The concertmaster of the Dublin orchestra (mostly strings and continuo, with oboes and trumpets sparsely indicated in the score and timpany held in reserve until the Hallelujah Chorus) was Matthew Dubourg (1703-1767). A London-born pupil of Geminiani who at 25 was appointed to lead the viceroyal music at Dublin, he returned to London to play a violin solo and lead the orchestra at the London premiere of Messiah, March 23, 1743, when (as on the following March 25 and 29) it was disguised as merely A New Sacred Oratorio to avoid offending those who resented the Covent Garden theatre environment for a commercialization of Christ's activities.
Among changes for London, the last soprano aria in Part I, "Rejoice greatly" (Zechariah 9:9-10)- in the autograph for Dublin da capo aria in 12/8 lasting 204 measures- was advantageously thinned to the 108 measures of 4/4 now universally preferred, the rhythms all being muscularly tightened during the revision. In the Dublin version, the duet immediately following "Rejoice greatly" was for two sopranos and in B flat throughout. But in London versions he divided "He shall feed his flock" between an alto singing the first section in F and a soprano singing the rest in B flat. Numerous other smaller and greater changes force our concluding that even his thoughts during the memorable 24 days when the heavens were opened before his eyes and he saw the Lord God sitting on His throne later proved susceptible of improvements.
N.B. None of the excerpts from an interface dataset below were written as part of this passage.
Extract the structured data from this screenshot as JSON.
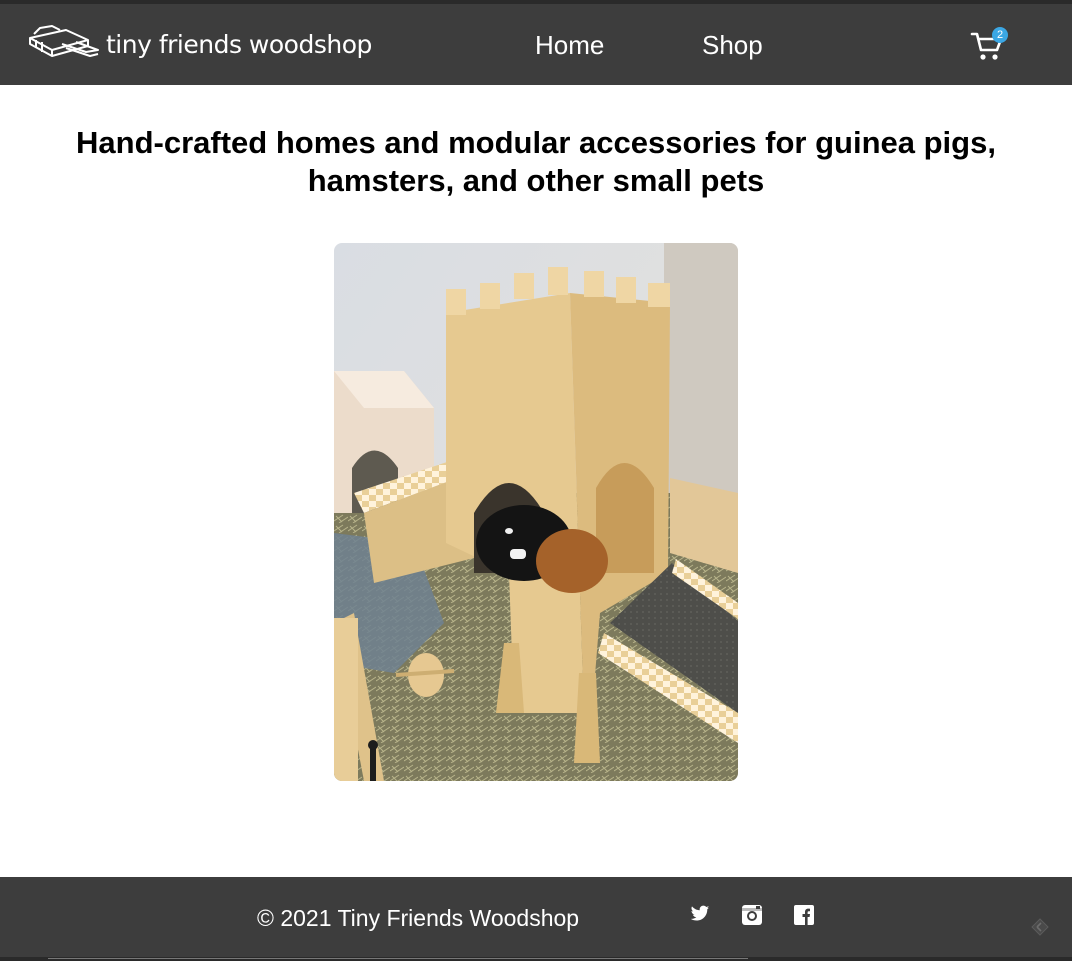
{
  "header": {
    "logo_text": "tiny friends woodshop",
    "logo_icon": "woodworking-plane-icon",
    "nav": [
      {
        "label": "Home"
      },
      {
        "label": "Shop"
      }
    ],
    "cart": {
      "icon": "cart-icon",
      "count": "2"
    }
  },
  "main": {
    "headline": "Hand-crafted homes and modular accessories for guinea pigs, hamsters, and other small pets",
    "hero_image": "photo of a guinea pig in a wooden castle tower inside a pet enclosure"
  },
  "footer": {
    "copyright": "© 2021 Tiny Friends Woodshop",
    "social": [
      {
        "icon": "twitter-icon"
      },
      {
        "icon": "instagram-icon"
      },
      {
        "icon": "facebook-icon"
      }
    ]
  },
  "colors": {
    "header_bg": "#3d3d3d",
    "footer_bg": "#3d3d3d",
    "badge": "#3ba7e4",
    "text_light": "#ffffff"
  }
}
No other paramount composer is now so exclusively remembered by an achievement of his 56th year. No other masterpiece has so consistently retained its hold on the public. None other more effectively bridges the gap between the masses and the classes. No prior composer did so much to democratize great music. As his reward, none other's fame and name have been so steadily enshrined for two centuries.